records to determine the Missouri offense of which Jones was
convicted. Mathis v. United States, 136 S.Ct. 2243,
2249 (2016). Here, the records show that Jones was convicted
five times for selling cocaine base-a substance that
qualified as a "controlled substance" under both
state and federal law-so the state offenses match the federal
definition on that score.
also complains that the Missouri statute's definition of
"deliver" criminalized merely an "offer"
to sell drugs, and that the federal statute does not
encompass an offer to sell. We held in United States v.
Hill, 912 F.3d 1135, 1136-37 (8th Cir. 2019) (per
curiam), however, that an offer to sell in Missouri is
categorically an offense "involving" the
distribution of a controlled substance under §
924(e)(2)(A)(ii). So each of Jones's five convictions
under § 195.211 matches the offense defined in §
924(e)(2)(A)(ii) and was properly counted as a "serious
final argument is that the district court impermissibly found
that at least three of his Missouri offenses were
"committed on occasions different from one
another." The judicial records showed that one offense
was committed on or about November 8, 2007, another on or
about November 28, 2007, and a third on or about January 28,
2009. These records adequately support the court's
finding of different occasions. See United States v.
Keith, 638 F.3d 851, 852-53 (8th Cir. 2011); United
States v. Van, 543 F.3d 963, 966 (8th Cir. 2008).
Jones's argument that the Sixth Amendment right to a jury
trial prevented the court from making this finding is
foreclosed by circuit precedent. United States v.
Harris, 794 F.3d 885, 887 (8th Cir. 2015); United
States v. Cole, 778 F.3d 1055, 1056 (8th Cir. 2015) (per
curiam); United States v. Evans, 738 F.3d 935,
936-37 (8th Cir. 2014) (per curiam); accord United States
v. Blair, 734 F.3d 218, 226-28 (3d Cir. 2013);
United States v. Weeks, 711 F.3d 1255, 1259 (11th
Cir. 2013) (per curiam); United States v. Elliott,
703 F.3d 378, 382-83 (7th Cir. 2012); United States v.
Thomas, 572 F.3d 945, 952 n.4 (D.C. Cir. 2009);
United States v. Michel, 446 F.3d 1122, 1133 (10th
Cir. 2006); United States v. Thompson, 421 F.3d 278,
285-86 (4th Cir. 2005); United States v. Burgin, 388
F.3d 177, 186 (6th Cir. 2004); United States v.
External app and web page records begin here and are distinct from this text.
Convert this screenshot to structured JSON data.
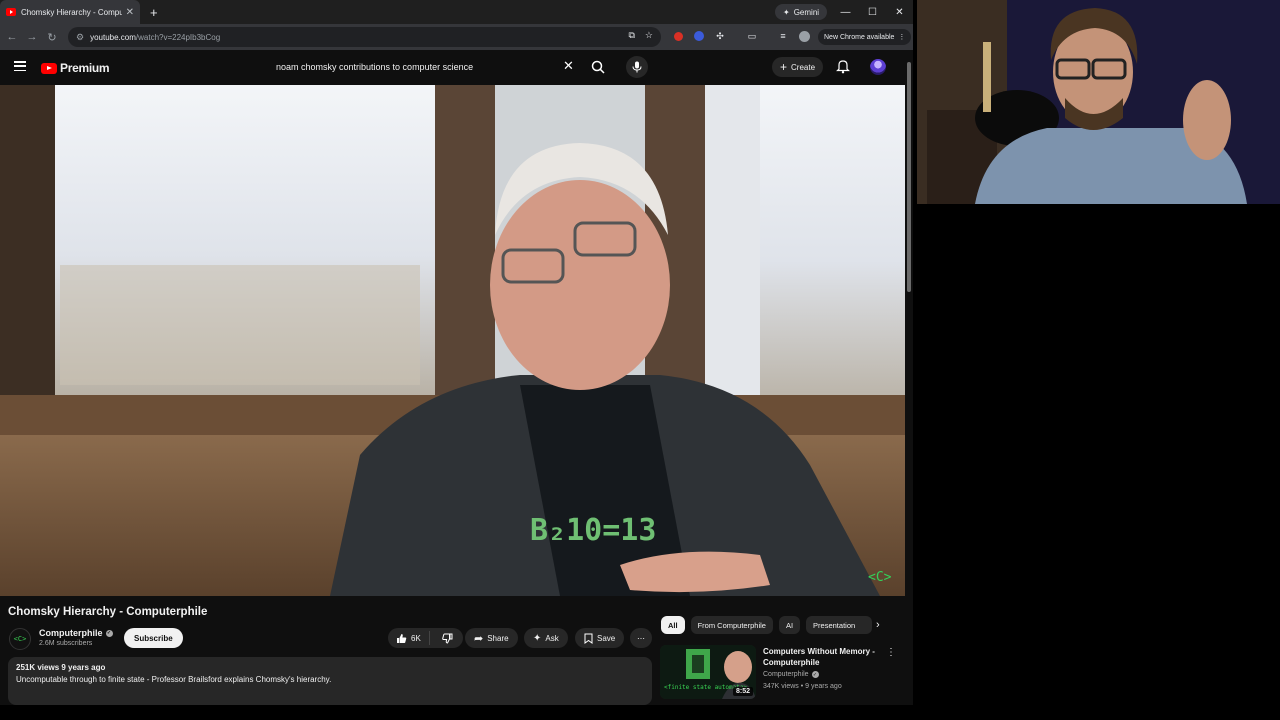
{
  "browser": {
    "tab_title": "Chomsky Hierarchy - Computerphile",
    "new_tab": "+",
    "gemini_label": "Gemini",
    "url_host": "youtube.com",
    "url_path": "/watch?v=224pIb3bCog",
    "new_chrome_label": "New Chrome available"
  },
  "youtube": {
    "logo_text": "Premium",
    "search_query": "noam chomsky contributions to computer science",
    "create_label": "Create"
  },
  "video": {
    "title": "Chomsky Hierarchy - Computerphile",
    "watermark": "<C>"
  },
  "channel": {
    "name": "Computerphile",
    "subscribers": "2.6M subscribers",
    "avatar_text": "<C>",
    "subscribe_label": "Subscribe"
  },
  "actions": {
    "likes": "6K",
    "share": "Share",
    "ask": "Ask",
    "save": "Save"
  },
  "description": {
    "meta": "251K views  9 years ago",
    "text": "Uncomputable through to finite state - Professor Brailsford explains Chomsky's hierarchy."
  },
  "chips": [
    "All",
    "From Computerphile",
    "AI",
    "Presentation"
  ],
  "recommendation": {
    "title": "Computers Without Memory - Computerphile",
    "channel": "Computerphile",
    "meta": "347K views • 9 years ago",
    "duration": "8:52",
    "thumb_text": "<finite state automata>"
  }
}
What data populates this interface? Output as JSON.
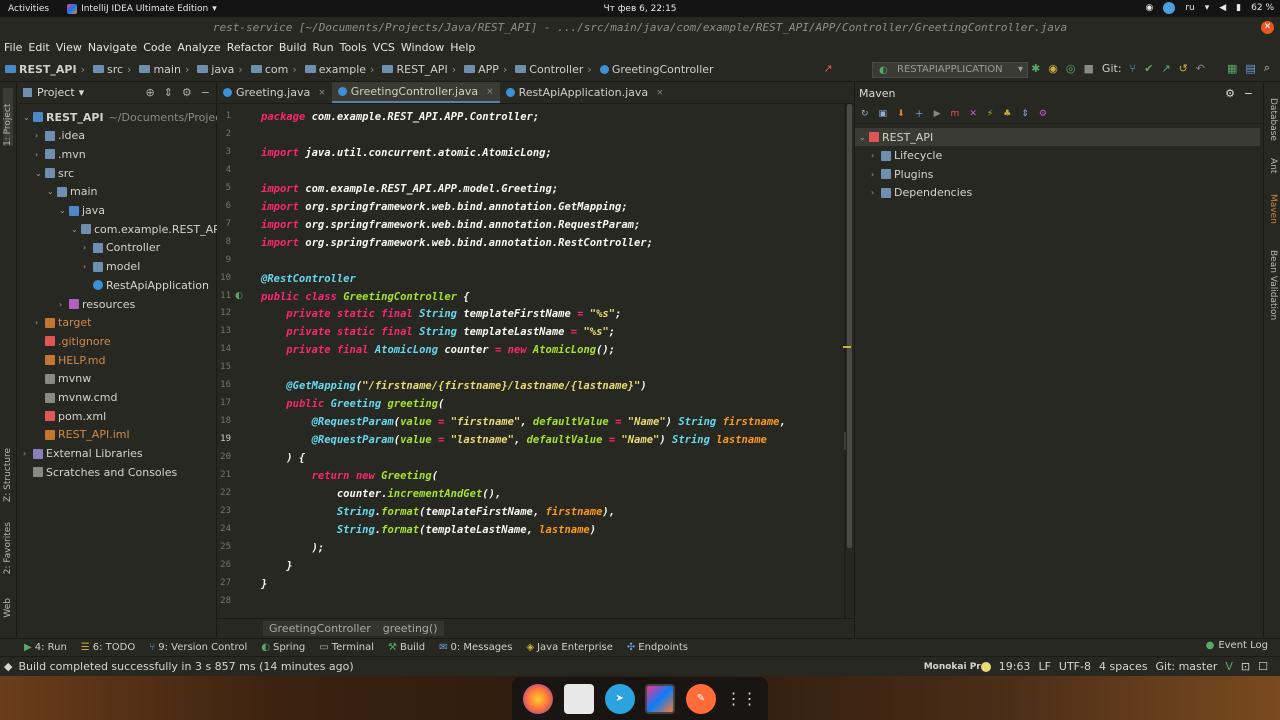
{
  "topbar": {
    "activities": "Activities",
    "app": "IntelliJ IDEA Ultimate Edition",
    "clock": "Чт фев  6, 22:15",
    "lang": "ru",
    "battery": "62 %"
  },
  "window": {
    "title": "rest-service [~/Documents/Projects/Java/REST_API] - .../src/main/java/com/example/REST_API/APP/Controller/GreetingController.java"
  },
  "menu": [
    "File",
    "Edit",
    "View",
    "Navigate",
    "Code",
    "Analyze",
    "Refactor",
    "Build",
    "Run",
    "Tools",
    "VCS",
    "Window",
    "Help"
  ],
  "breadcrumbs": [
    "REST_API",
    "src",
    "main",
    "java",
    "com",
    "example",
    "REST_API",
    "APP",
    "Controller",
    "GreetingController"
  ],
  "run_config": "RESTAPIAPPLICATION",
  "git_label": "Git:",
  "left_stripe": {
    "project": "1: Project",
    "structure": "Z: Structure",
    "favorites": "2: Favorites",
    "web": "Web"
  },
  "right_stripe": {
    "database": "Database",
    "ant": "Ant",
    "maven": "Maven",
    "bean": "Bean Validation"
  },
  "project": {
    "title": "Project",
    "tree": [
      {
        "label": "REST_API",
        "extra": "~/Documents/Projects/",
        "depth": 0,
        "arrow": "v",
        "kind": "root"
      },
      {
        "label": ".idea",
        "depth": 1,
        "arrow": ">",
        "kind": "folder"
      },
      {
        "label": ".mvn",
        "depth": 1,
        "arrow": ">",
        "kind": "folder"
      },
      {
        "label": "src",
        "depth": 1,
        "arrow": "v",
        "kind": "folder"
      },
      {
        "label": "main",
        "depth": 2,
        "arrow": "v",
        "kind": "folder"
      },
      {
        "label": "java",
        "depth": 3,
        "arrow": "v",
        "kind": "srcfolder"
      },
      {
        "label": "com.example.REST_API.A",
        "depth": 4,
        "arrow": "v",
        "kind": "package"
      },
      {
        "label": "Controller",
        "depth": 5,
        "arrow": ">",
        "kind": "package"
      },
      {
        "label": "model",
        "depth": 5,
        "arrow": ">",
        "kind": "package"
      },
      {
        "label": "RestApiApplication",
        "depth": 5,
        "arrow": "",
        "kind": "class"
      },
      {
        "label": "resources",
        "depth": 3,
        "arrow": ">",
        "kind": "resfolder"
      },
      {
        "label": "target",
        "depth": 1,
        "arrow": ">",
        "kind": "target"
      },
      {
        "label": ".gitignore",
        "depth": 1,
        "arrow": "",
        "kind": "git"
      },
      {
        "label": "HELP.md",
        "depth": 1,
        "arrow": "",
        "kind": "md"
      },
      {
        "label": "mvnw",
        "depth": 1,
        "arrow": "",
        "kind": "file"
      },
      {
        "label": "mvnw.cmd",
        "depth": 1,
        "arrow": "",
        "kind": "file"
      },
      {
        "label": "pom.xml",
        "depth": 1,
        "arrow": "",
        "kind": "maven"
      },
      {
        "label": "REST_API.iml",
        "depth": 1,
        "arrow": "",
        "kind": "iml"
      },
      {
        "label": "External Libraries",
        "depth": 0,
        "arrow": ">",
        "kind": "libs"
      },
      {
        "label": "Scratches and Consoles",
        "depth": 0,
        "arrow": "",
        "kind": "scratch"
      }
    ]
  },
  "tabs": [
    {
      "label": "Greeting.java",
      "active": false
    },
    {
      "label": "GreetingController.java",
      "active": true
    },
    {
      "label": "RestApiApplication.java",
      "active": false
    }
  ],
  "code": [
    {
      "n": "1",
      "t": [
        [
          "k",
          "package "
        ],
        [
          "n",
          "com.example.REST_API.APP.Controller"
        ],
        [
          "n",
          ";"
        ]
      ]
    },
    {
      "n": "2",
      "t": []
    },
    {
      "n": "3",
      "t": [
        [
          "k",
          "import "
        ],
        [
          "n",
          "java.util.concurrent.atomic.AtomicLong"
        ],
        [
          "n",
          ";"
        ]
      ]
    },
    {
      "n": "4",
      "t": []
    },
    {
      "n": "5",
      "t": [
        [
          "k",
          "import "
        ],
        [
          "n",
          "com.example.REST_API.APP.model.Greeting"
        ],
        [
          "n",
          ";"
        ]
      ]
    },
    {
      "n": "6",
      "t": [
        [
          "k",
          "import "
        ],
        [
          "n",
          "org.springframework.web.bind.annotation.GetMapping"
        ],
        [
          "n",
          ";"
        ]
      ]
    },
    {
      "n": "7",
      "t": [
        [
          "k",
          "import "
        ],
        [
          "n",
          "org.springframework.web.bind.annotation.RequestParam"
        ],
        [
          "n",
          ";"
        ]
      ]
    },
    {
      "n": "8",
      "t": [
        [
          "k",
          "import "
        ],
        [
          "n",
          "org.springframework.web.bind.annotation.RestController"
        ],
        [
          "n",
          ";"
        ]
      ]
    },
    {
      "n": "9",
      "t": []
    },
    {
      "n": "10",
      "t": [
        [
          "kb",
          "@RestController"
        ]
      ]
    },
    {
      "n": "11",
      "t": [
        [
          "k",
          "public class "
        ],
        [
          "t",
          "GreetingController "
        ],
        [
          "n",
          "{"
        ]
      ]
    },
    {
      "n": "12",
      "t": [
        [
          "n",
          "    "
        ],
        [
          "k",
          "private static final "
        ],
        [
          "kb",
          "String "
        ],
        [
          "n",
          "templateFirstName "
        ],
        [
          "k",
          "= "
        ],
        [
          "s",
          "\"%s\""
        ],
        [
          "n",
          ";"
        ]
      ]
    },
    {
      "n": "13",
      "t": [
        [
          "n",
          "    "
        ],
        [
          "k",
          "private static final "
        ],
        [
          "kb",
          "String "
        ],
        [
          "n",
          "templateLastName "
        ],
        [
          "k",
          "= "
        ],
        [
          "s",
          "\"%s\""
        ],
        [
          "n",
          ";"
        ]
      ]
    },
    {
      "n": "14",
      "t": [
        [
          "n",
          "    "
        ],
        [
          "k",
          "private final "
        ],
        [
          "kb",
          "AtomicLong "
        ],
        [
          "n",
          "counter "
        ],
        [
          "k",
          "= new "
        ],
        [
          "t",
          "AtomicLong"
        ],
        [
          "n",
          "();"
        ]
      ]
    },
    {
      "n": "15",
      "t": []
    },
    {
      "n": "16",
      "t": [
        [
          "n",
          "    "
        ],
        [
          "kb",
          "@GetMapping"
        ],
        [
          "n",
          "("
        ],
        [
          "s",
          "\"/firstname/{firstname}/lastname/{lastname}\""
        ],
        [
          "n",
          ")"
        ]
      ]
    },
    {
      "n": "17",
      "t": [
        [
          "n",
          "    "
        ],
        [
          "k",
          "public "
        ],
        [
          "kb",
          "Greeting "
        ],
        [
          "t",
          "greeting"
        ],
        [
          "n",
          "("
        ]
      ]
    },
    {
      "n": "18",
      "t": [
        [
          "n",
          "        "
        ],
        [
          "kb",
          "@RequestParam"
        ],
        [
          "n",
          "("
        ],
        [
          "t",
          "value "
        ],
        [
          "k",
          "= "
        ],
        [
          "s",
          "\"firstname\""
        ],
        [
          "n",
          ", "
        ],
        [
          "t",
          "defaultValue "
        ],
        [
          "k",
          "= "
        ],
        [
          "s",
          "\"Name\""
        ],
        [
          "n",
          ") "
        ],
        [
          "kb",
          "String "
        ],
        [
          "pa",
          "firstname"
        ],
        [
          "n",
          ","
        ]
      ]
    },
    {
      "n": "19",
      "t": [
        [
          "n",
          "        "
        ],
        [
          "kb",
          "@RequestParam"
        ],
        [
          "n",
          "("
        ],
        [
          "t",
          "value "
        ],
        [
          "k",
          "= "
        ],
        [
          "s",
          "\"lastname\""
        ],
        [
          "n",
          ", "
        ],
        [
          "t",
          "defaultValue "
        ],
        [
          "k",
          "= "
        ],
        [
          "s",
          "\"Name\""
        ],
        [
          "n",
          ") "
        ],
        [
          "kb",
          "String "
        ],
        [
          "pa",
          "lastname"
        ]
      ]
    },
    {
      "n": "20",
      "t": [
        [
          "n",
          "    ) {"
        ]
      ]
    },
    {
      "n": "21",
      "t": [
        [
          "n",
          "        "
        ],
        [
          "k",
          "return new "
        ],
        [
          "t",
          "Greeting"
        ],
        [
          "n",
          "("
        ]
      ]
    },
    {
      "n": "22",
      "t": [
        [
          "n",
          "            counter."
        ],
        [
          "t",
          "incrementAndGet"
        ],
        [
          "n",
          "(),"
        ]
      ]
    },
    {
      "n": "23",
      "t": [
        [
          "n",
          "            "
        ],
        [
          "kb",
          "String"
        ],
        [
          "n",
          "."
        ],
        [
          "fn",
          "format"
        ],
        [
          "n",
          "(templateFirstName, "
        ],
        [
          "pa",
          "firstname"
        ],
        [
          "n",
          "),"
        ]
      ]
    },
    {
      "n": "24",
      "t": [
        [
          "n",
          "            "
        ],
        [
          "kb",
          "String"
        ],
        [
          "n",
          "."
        ],
        [
          "fn",
          "format"
        ],
        [
          "n",
          "(templateLastName, "
        ],
        [
          "pa",
          "lastname"
        ],
        [
          "n",
          ")"
        ]
      ]
    },
    {
      "n": "25",
      "t": [
        [
          "n",
          "        );"
        ]
      ]
    },
    {
      "n": "26",
      "t": [
        [
          "n",
          "    }"
        ]
      ]
    },
    {
      "n": "27",
      "t": [
        [
          "n",
          "}"
        ]
      ]
    },
    {
      "n": "28",
      "t": []
    }
  ],
  "editor_breadcrumb": [
    "GreetingController",
    "greeting()"
  ],
  "maven": {
    "title": "Maven",
    "tree": [
      {
        "label": "REST_API",
        "arrow": "v",
        "depth": 0
      },
      {
        "label": "Lifecycle",
        "arrow": ">",
        "depth": 1
      },
      {
        "label": "Plugins",
        "arrow": ">",
        "depth": 1
      },
      {
        "label": "Dependencies",
        "arrow": ">",
        "depth": 1
      }
    ]
  },
  "bottom_tools": [
    "4: Run",
    "6: TODO",
    "9: Version Control",
    "Spring",
    "Terminal",
    "Build",
    "0: Messages",
    "Java Enterprise",
    "Endpoints"
  ],
  "event_log": "Event Log",
  "status": {
    "message": "Build completed successfully in 3 s 857 ms (14 minutes ago)",
    "theme": "Monokai Pr",
    "position": "19:63",
    "line_sep": "LF",
    "encoding": "UTF-8",
    "indent": "4 spaces",
    "git": "Git: master"
  },
  "colors": {
    "editor_bg": "#272822",
    "keyword": "#f92672",
    "type": "#66d9ef",
    "string": "#e6db74",
    "function": "#a6e22e",
    "param": "#fd971f"
  }
}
Santiago, 268 F.3d 151, 156-57 (2d Cir. 2001).
judgment of the district court is affirmed.
The Honorable Stephen R.
Bough, United States District Judge for the Western District